Petrovich: One of the questions that Steven brought up in the end of his essay was, “Do artists understand the clear benefits of myriad views of their work?” What have your experiences been of this as an editor?
Vartanian: You know, it’s becoming an interesting dilemma for some artists. Artists often say they enjoy critical dialogue, but they often don’t mean critical dialogue. They mean writing about their work in a way that puts forth their worldview and writes critically about their work in a positive way. But the reality is that serious work has to be challenged, you know? Real criticism comes from a place of saying, “this work is important and needs to exist in the world, and I will contribute by looking at it and taking it seriously.”
What I am seeing in the rise of this celebrity art culture is that criticality isn’t being nurtured. Instagram, for instance, is one of the main currencies of the art world now in terms of image sharing. There is no criticality. I mean, it’s almost impossible to create critical dialogue with these forms of media unless you’re really concerted. And it’s not a coincidence, I think. It’s a way of projecting and broadcasting to an audience without necessarily having a conversation with them, and I think that’s why celebrities love it. And unfortunately, some artists are starting to enter that world, where Kehinde Wiley is doing Obama’s portrait and probably getting more media coverage than any art event we’ve seen. He’s sort of starting to take on a celebrity status. And he’s certainly not the only one; there are a lot of artists, like Murakami, who’s worked with Kanye and Hermès. That’s an interesting development. I don’t want to go into the fashion industry either, where it becomes a showcase of the newest product, the new thing. I have access, you don’t have access, and I’m going to give you a little exclusive interview. That is slowly what some of the art media is morphing into, more and more. And that is of a lot of concern for me.
And there is another somewhat related phenomenon that relates particularly to artists of color. There have been a lot of conversations about how artists of color will often have a lot of writing about their work, but not a lot of critical writing about their work. There are questions as to why that is, whether it’s because people don’t want to be perceived as saying the wrong thing and being perceived as racist or sexist. If by supporting an artist you are just sort of propping up their work and saying “this is great,” is that the kind of critical community we want to create around these works? It certainly isn’t for me. I want to be able to have those conversations, and, if anything, this situation with Steven Nelson just shows the complexity of reception and the complexity of how works live in our culture.
For Dushko Petrovich’s interview with Steven Nelson, author of “Intimacy, Distance, and Disavowal in Writing about Deana Lawson’s Work,” click here; to return to the main page of “Intimacy, Distance, and Disavowal in Art Publishing: Conversations with Dushko Petrovich,” click here.
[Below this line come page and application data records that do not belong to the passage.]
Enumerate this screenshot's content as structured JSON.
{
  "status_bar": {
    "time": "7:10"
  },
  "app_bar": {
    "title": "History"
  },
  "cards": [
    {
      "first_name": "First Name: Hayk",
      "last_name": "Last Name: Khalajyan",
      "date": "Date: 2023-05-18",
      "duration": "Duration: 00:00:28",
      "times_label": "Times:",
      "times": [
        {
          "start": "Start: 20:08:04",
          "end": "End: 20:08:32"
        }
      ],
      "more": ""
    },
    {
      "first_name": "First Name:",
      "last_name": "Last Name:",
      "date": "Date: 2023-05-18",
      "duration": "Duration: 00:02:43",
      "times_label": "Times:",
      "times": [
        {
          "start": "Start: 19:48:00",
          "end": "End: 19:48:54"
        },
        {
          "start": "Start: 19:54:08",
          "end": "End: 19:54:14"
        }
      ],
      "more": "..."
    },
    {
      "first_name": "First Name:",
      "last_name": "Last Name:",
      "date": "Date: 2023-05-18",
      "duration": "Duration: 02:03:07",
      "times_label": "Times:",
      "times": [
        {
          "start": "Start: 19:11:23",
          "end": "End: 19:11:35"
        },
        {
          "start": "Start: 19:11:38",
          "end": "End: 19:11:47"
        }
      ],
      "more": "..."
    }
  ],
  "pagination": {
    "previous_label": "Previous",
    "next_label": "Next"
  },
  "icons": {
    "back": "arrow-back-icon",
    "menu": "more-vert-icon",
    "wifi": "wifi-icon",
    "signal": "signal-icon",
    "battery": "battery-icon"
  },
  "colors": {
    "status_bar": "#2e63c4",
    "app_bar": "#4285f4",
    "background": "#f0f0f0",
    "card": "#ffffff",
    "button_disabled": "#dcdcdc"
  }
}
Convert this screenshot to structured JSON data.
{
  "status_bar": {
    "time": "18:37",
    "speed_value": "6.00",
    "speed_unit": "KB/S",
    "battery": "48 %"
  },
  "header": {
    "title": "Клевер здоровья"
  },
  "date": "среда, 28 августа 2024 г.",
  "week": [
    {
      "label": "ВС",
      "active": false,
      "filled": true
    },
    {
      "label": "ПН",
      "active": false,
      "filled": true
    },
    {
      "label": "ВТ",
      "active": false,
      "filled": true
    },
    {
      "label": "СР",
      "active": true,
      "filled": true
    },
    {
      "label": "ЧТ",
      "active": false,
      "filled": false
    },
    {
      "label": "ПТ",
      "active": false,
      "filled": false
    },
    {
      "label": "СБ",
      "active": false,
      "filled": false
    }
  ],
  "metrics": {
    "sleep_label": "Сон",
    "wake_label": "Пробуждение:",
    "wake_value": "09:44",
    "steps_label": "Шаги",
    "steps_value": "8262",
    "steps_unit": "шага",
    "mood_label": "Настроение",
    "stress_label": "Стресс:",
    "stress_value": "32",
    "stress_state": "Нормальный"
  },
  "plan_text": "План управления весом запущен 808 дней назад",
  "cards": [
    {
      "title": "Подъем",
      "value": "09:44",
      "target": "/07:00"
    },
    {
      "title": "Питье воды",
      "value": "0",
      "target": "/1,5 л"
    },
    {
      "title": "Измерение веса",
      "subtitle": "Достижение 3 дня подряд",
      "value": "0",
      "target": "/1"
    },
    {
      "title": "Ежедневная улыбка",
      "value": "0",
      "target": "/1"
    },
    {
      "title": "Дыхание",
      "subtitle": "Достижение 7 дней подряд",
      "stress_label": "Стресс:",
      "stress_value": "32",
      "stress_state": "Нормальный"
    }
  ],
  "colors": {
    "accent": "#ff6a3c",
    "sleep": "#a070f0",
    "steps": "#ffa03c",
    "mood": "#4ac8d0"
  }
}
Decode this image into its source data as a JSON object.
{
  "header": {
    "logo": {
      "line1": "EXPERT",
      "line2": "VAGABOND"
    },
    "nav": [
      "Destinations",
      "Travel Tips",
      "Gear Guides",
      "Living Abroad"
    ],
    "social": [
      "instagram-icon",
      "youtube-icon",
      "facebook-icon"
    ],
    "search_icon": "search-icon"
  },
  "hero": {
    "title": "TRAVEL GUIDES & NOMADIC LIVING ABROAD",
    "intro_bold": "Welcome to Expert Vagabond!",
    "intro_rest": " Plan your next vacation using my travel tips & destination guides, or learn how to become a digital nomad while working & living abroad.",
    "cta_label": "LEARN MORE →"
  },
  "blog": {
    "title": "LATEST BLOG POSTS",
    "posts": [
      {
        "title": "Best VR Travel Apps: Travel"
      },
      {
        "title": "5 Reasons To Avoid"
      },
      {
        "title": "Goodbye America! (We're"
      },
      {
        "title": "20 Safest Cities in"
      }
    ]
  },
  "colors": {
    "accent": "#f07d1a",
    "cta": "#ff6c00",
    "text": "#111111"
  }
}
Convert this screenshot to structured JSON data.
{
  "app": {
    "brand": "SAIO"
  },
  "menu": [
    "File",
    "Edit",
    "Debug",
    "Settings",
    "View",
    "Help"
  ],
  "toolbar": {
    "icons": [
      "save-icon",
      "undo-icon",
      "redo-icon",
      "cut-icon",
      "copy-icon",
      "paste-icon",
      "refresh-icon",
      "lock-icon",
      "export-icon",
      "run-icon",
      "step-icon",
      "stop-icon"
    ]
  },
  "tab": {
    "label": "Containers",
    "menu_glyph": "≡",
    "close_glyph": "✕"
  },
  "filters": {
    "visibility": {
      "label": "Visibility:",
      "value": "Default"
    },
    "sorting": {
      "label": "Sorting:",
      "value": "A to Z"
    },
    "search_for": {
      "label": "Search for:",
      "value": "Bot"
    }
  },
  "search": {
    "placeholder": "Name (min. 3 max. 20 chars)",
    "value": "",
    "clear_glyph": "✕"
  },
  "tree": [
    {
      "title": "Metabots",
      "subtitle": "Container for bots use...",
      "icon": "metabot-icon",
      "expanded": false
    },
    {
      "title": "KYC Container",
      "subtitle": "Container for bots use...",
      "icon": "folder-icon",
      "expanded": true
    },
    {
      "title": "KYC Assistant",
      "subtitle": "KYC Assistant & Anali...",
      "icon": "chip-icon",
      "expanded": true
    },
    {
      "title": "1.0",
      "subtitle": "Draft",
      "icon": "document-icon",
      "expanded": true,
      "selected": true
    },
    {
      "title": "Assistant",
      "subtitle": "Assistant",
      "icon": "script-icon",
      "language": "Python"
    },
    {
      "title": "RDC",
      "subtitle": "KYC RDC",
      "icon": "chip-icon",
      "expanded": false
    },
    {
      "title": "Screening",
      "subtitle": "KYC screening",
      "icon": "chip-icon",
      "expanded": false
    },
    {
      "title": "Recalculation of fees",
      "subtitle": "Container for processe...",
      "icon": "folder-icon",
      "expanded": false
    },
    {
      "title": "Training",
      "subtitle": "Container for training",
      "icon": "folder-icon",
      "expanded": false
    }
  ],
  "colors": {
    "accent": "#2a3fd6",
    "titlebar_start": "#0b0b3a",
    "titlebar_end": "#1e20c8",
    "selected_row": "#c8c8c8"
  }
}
Hrag Vartanian is the editor-in-chief and cofounder of Hyperallergic.
A founding editor of Paper Monument, Dushko Petrovich is Chair of the New Arts Journalism Program at the School of the Art Institute of Chicago.